__What needs to be done__:
A word-for-word copy of the following listing is needed. Leave out its images.

__Dataset extract__:

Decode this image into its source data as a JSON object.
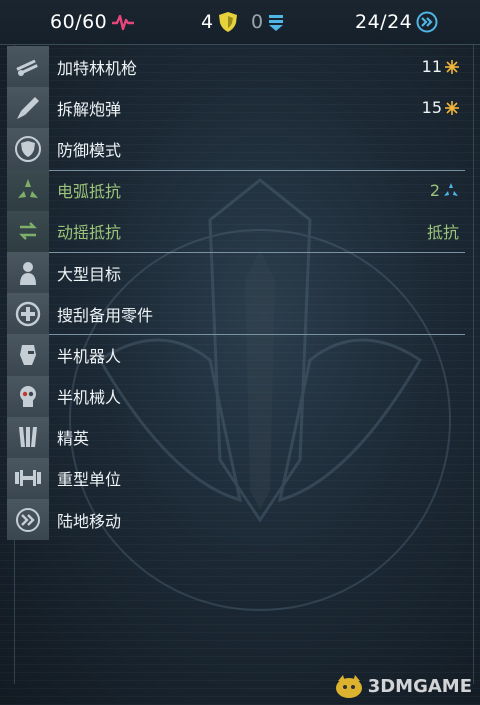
{
  "topbar": {
    "health": "60/60",
    "shield": "4",
    "energy": "0",
    "moves": "24/24"
  },
  "traits": [
    {
      "label": "加特林机枪",
      "value": "11",
      "value_icon": "sun-star-icon",
      "color": "white"
    },
    {
      "label": "拆解炮弹",
      "value": "15",
      "value_icon": "sun-star-icon",
      "color": "white"
    },
    {
      "label": "防御模式",
      "value": "",
      "value_icon": "",
      "color": "white"
    },
    {
      "label": "电弧抵抗",
      "value": "2",
      "value_icon": "arc-triangle-icon",
      "color": "green"
    },
    {
      "label": "动摇抵抗",
      "value": "抵抗",
      "value_icon": "",
      "color": "green"
    },
    {
      "label": "大型目标",
      "value": "",
      "value_icon": "",
      "color": "white"
    },
    {
      "label": "搜刮备用零件",
      "value": "",
      "value_icon": "",
      "color": "white"
    },
    {
      "label": "半机器人",
      "value": "",
      "value_icon": "",
      "color": "white"
    },
    {
      "label": "半机械人",
      "value": "",
      "value_icon": "",
      "color": "white"
    },
    {
      "label": "精英",
      "value": "",
      "value_icon": "",
      "color": "white"
    },
    {
      "label": "重型单位",
      "value": "",
      "value_icon": "",
      "color": "white"
    },
    {
      "label": "陆地移动",
      "value": "",
      "value_icon": "",
      "color": "white"
    }
  ],
  "colors": {
    "accent_green": "#9bc47a",
    "health_pink": "#e8457a",
    "shield_yellow": "#e6d23a",
    "energy_blue": "#4fb6e6",
    "star_gold": "#f0b43a"
  },
  "watermark": {
    "text": "3DMGAME"
  }
}
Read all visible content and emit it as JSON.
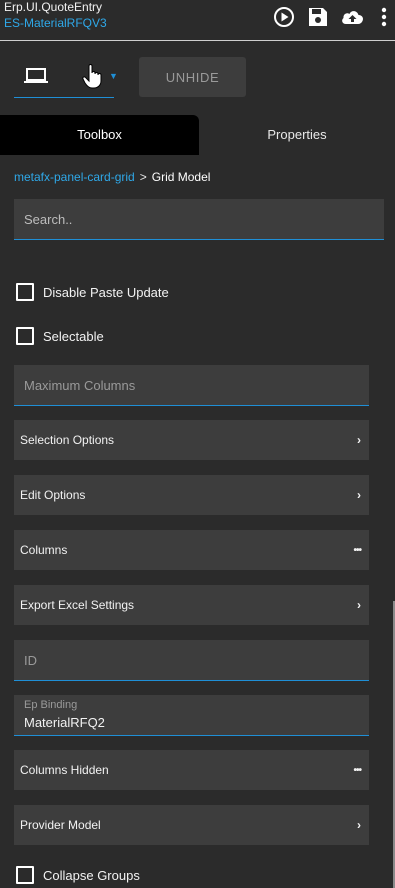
{
  "header": {
    "app_title": "Erp.UI.QuoteEntry",
    "layer_name": "ES-MaterialRFQV3",
    "icons": [
      "play-icon",
      "save-icon",
      "cloud-upload-icon",
      "more-vertical-icon"
    ]
  },
  "toolbar": {
    "device_icon": "laptop-icon",
    "unhide_label": "UNHIDE"
  },
  "tabs": [
    {
      "label": "Toolbox",
      "active": true
    },
    {
      "label": "Properties",
      "active": false
    }
  ],
  "breadcrumb": {
    "parent": "metafx-panel-card-grid",
    "separator": ">",
    "current": "Grid Model"
  },
  "search": {
    "placeholder": "Search..",
    "value": ""
  },
  "properties": {
    "disable_paste_update": {
      "label": "Disable Paste Update",
      "checked": false
    },
    "selectable": {
      "label": "Selectable",
      "checked": false
    },
    "maximum_columns": {
      "placeholder": "Maximum Columns",
      "value": ""
    },
    "selection_options": {
      "label": "Selection Options",
      "icon": "chevron-right-icon"
    },
    "edit_options": {
      "label": "Edit Options",
      "icon": "chevron-right-icon"
    },
    "columns": {
      "label": "Columns",
      "icon": "more-horizontal-icon"
    },
    "export_excel_settings": {
      "label": "Export Excel Settings",
      "icon": "chevron-right-icon"
    },
    "id": {
      "placeholder": "ID",
      "value": ""
    },
    "ep_binding": {
      "label": "Ep Binding",
      "value": "MaterialRFQ2"
    },
    "columns_hidden": {
      "label": "Columns Hidden",
      "icon": "more-horizontal-icon"
    },
    "provider_model": {
      "label": "Provider Model",
      "icon": "chevron-right-icon"
    },
    "collapse_groups": {
      "label": "Collapse Groups",
      "checked": false
    }
  },
  "colors": {
    "background": "#2b2b2b",
    "panel": "#3d3d3d",
    "accent": "#1f8fd6",
    "link": "#2fa8e8",
    "active_tab": "#000000"
  }
}
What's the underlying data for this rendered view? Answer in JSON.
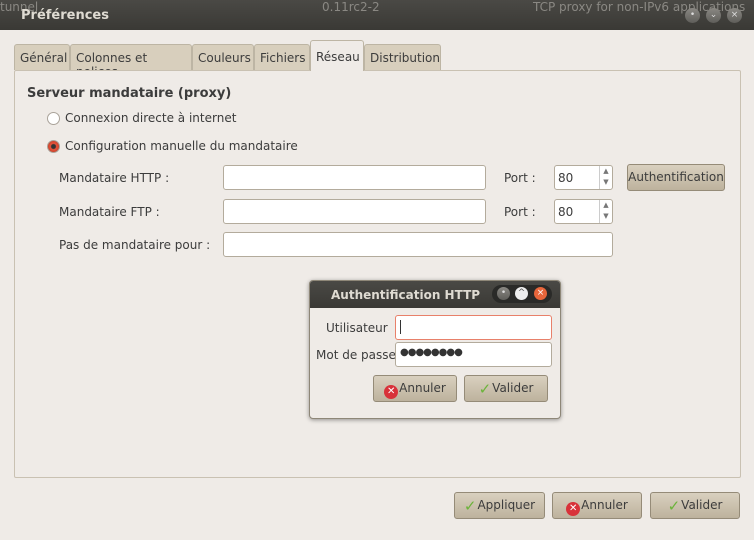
{
  "background_window": {
    "cells": [
      "tunnel",
      "0.11rc2-2",
      "TCP proxy for non-IPv6 applications"
    ]
  },
  "window": {
    "title": "Préférences",
    "controls": [
      "minimize",
      "maximize",
      "close"
    ]
  },
  "tabs": [
    {
      "label": "Général"
    },
    {
      "label": "Colonnes et polices"
    },
    {
      "label": "Couleurs"
    },
    {
      "label": "Fichiers"
    },
    {
      "label": "Réseau",
      "active": true
    },
    {
      "label": "Distribution"
    }
  ],
  "proxy": {
    "section_title": "Serveur mandataire (proxy)",
    "option_direct": "Connexion directe à internet",
    "option_manual": "Configuration manuelle du mandataire",
    "selected": "manual",
    "http_label": "Mandataire HTTP :",
    "http_value": "",
    "ftp_label": "Mandataire FTP :",
    "ftp_value": "",
    "port_label": "Port :",
    "http_port": "80",
    "ftp_port": "80",
    "auth_button": "Authentification",
    "noproxy_label": "Pas de mandataire pour :",
    "noproxy_value": ""
  },
  "dialog": {
    "title": "Authentification HTTP",
    "user_label": "Utilisateur",
    "user_value": "",
    "password_label": "Mot de passe",
    "password_value": "●●●●●●●●",
    "cancel": "Annuler",
    "ok": "Valider"
  },
  "footer": {
    "apply": "Appliquer",
    "cancel": "Annuler",
    "ok": "Valider"
  },
  "colors": {
    "accent": "#e8553b",
    "titlebar": "#3c3b37",
    "button": "#cdc3b0"
  }
}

__Finished task__:
Decode this image into its source data as a JSON object.
{
  "topbar": {
    "health": "60/60",
    "shield": "4",
    "energy": "0",
    "moves": "24/24"
  },
  "traits": [
    {
      "label": "加特林机枪",
      "value": "11",
      "value_icon": "sun-star-icon",
      "color": "white"
    },
    {
      "label": "拆解炮弹",
      "value": "15",
      "value_icon": "sun-star-icon",
      "color": "white"
    },
    {
      "label": "防御模式",
      "value": "",
      "value_icon": "",
      "color": "white"
    },
    {
      "label": "电弧抵抗",
      "value": "2",
      "value_icon": "arc-triangle-icon",
      "color": "green"
    },
    {
      "label": "动摇抵抗",
      "value": "抵抗",
      "value_icon": "",
      "color": "green"
    },
    {
      "label": "大型目标",
      "value": "",
      "value_icon": "",
      "color": "white"
    },
    {
      "label": "搜刮备用零件",
      "value": "",
      "value_icon": "",
      "color": "white"
    },
    {
      "label": "半机器人",
      "value": "",
      "value_icon": "",
      "color": "white"
    },
    {
      "label": "半机械人",
      "value": "",
      "value_icon": "",
      "color": "white"
    },
    {
      "label": "精英",
      "value": "",
      "value_icon": "",
      "color": "white"
    },
    {
      "label": "重型单位",
      "value": "",
      "value_icon": "",
      "color": "white"
    },
    {
      "label": "陆地移动",
      "value": "",
      "value_icon": "",
      "color": "white"
    }
  ],
  "colors": {
    "accent_green": "#9bc47a",
    "health_pink": "#e8457a",
    "shield_yellow": "#e6d23a",
    "energy_blue": "#4fb6e6",
    "star_gold": "#f0b43a"
  },
  "watermark": {
    "text": "3DMGAME"
  }
}
Read all visible content and emit it as JSON.
{
  "header": {
    "app_title": "Erp.UI.QuoteEntry",
    "layer_name": "ES-MaterialRFQV3",
    "icons": [
      "play-icon",
      "save-icon",
      "cloud-upload-icon",
      "more-vertical-icon"
    ]
  },
  "toolbar": {
    "device_icon": "laptop-icon",
    "unhide_label": "UNHIDE"
  },
  "tabs": [
    {
      "label": "Toolbox",
      "active": true
    },
    {
      "label": "Properties",
      "active": false
    }
  ],
  "breadcrumb": {
    "parent": "metafx-panel-card-grid",
    "separator": ">",
    "current": "Grid Model"
  },
  "search": {
    "placeholder": "Search..",
    "value": ""
  },
  "properties": {
    "disable_paste_update": {
      "label": "Disable Paste Update",
      "checked": false
    },
    "selectable": {
      "label": "Selectable",
      "checked": false
    },
    "maximum_columns": {
      "placeholder": "Maximum Columns",
      "value": ""
    },
    "selection_options": {
      "label": "Selection Options",
      "icon": "chevron-right-icon"
    },
    "edit_options": {
      "label": "Edit Options",
      "icon": "chevron-right-icon"
    },
    "columns": {
      "label": "Columns",
      "icon": "more-horizontal-icon"
    },
    "export_excel_settings": {
      "label": "Export Excel Settings",
      "icon": "chevron-right-icon"
    },
    "id": {
      "placeholder": "ID",
      "value": ""
    },
    "ep_binding": {
      "label": "Ep Binding",
      "value": "MaterialRFQ2"
    },
    "columns_hidden": {
      "label": "Columns Hidden",
      "icon": "more-horizontal-icon"
    },
    "provider_model": {
      "label": "Provider Model",
      "icon": "chevron-right-icon"
    },
    "collapse_groups": {
      "label": "Collapse Groups",
      "checked": false
    }
  },
  "colors": {
    "background": "#2b2b2b",
    "panel": "#3d3d3d",
    "accent": "#1f8fd6",
    "link": "#2fa8e8",
    "active_tab": "#000000"
  }
}
What's the underlying data for this rendered view? Answer in JSON.
{
  "background_window": {
    "cells": [
      "tunnel",
      "0.11rc2-2",
      "TCP proxy for non-IPv6 applications"
    ]
  },
  "window": {
    "title": "Préférences",
    "controls": [
      "minimize",
      "maximize",
      "close"
    ]
  },
  "tabs": [
    {
      "label": "Général"
    },
    {
      "label": "Colonnes et polices"
    },
    {
      "label": "Couleurs"
    },
    {
      "label": "Fichiers"
    },
    {
      "label": "Réseau",
      "active": true
    },
    {
      "label": "Distribution"
    }
  ],
  "proxy": {
    "section_title": "Serveur mandataire (proxy)",
    "option_direct": "Connexion directe à internet",
    "option_manual": "Configuration manuelle du mandataire",
    "selected": "manual",
    "http_label": "Mandataire HTTP :",
    "http_value": "",
    "ftp_label": "Mandataire FTP :",
    "ftp_value": "",
    "port_label": "Port :",
    "http_port": "80",
    "ftp_port": "80",
    "auth_button": "Authentification",
    "noproxy_label": "Pas de mandataire pour :",
    "noproxy_value": ""
  },
  "dialog": {
    "title": "Authentification HTTP",
    "user_label": "Utilisateur",
    "user_value": "",
    "password_label": "Mot de passe",
    "password_value": "●●●●●●●●",
    "cancel": "Annuler",
    "ok": "Valider"
  },
  "footer": {
    "apply": "Appliquer",
    "cancel": "Annuler",
    "ok": "Valider"
  },
  "colors": {
    "accent": "#e8553b",
    "titlebar": "#3c3b37",
    "button": "#cdc3b0"
  }
}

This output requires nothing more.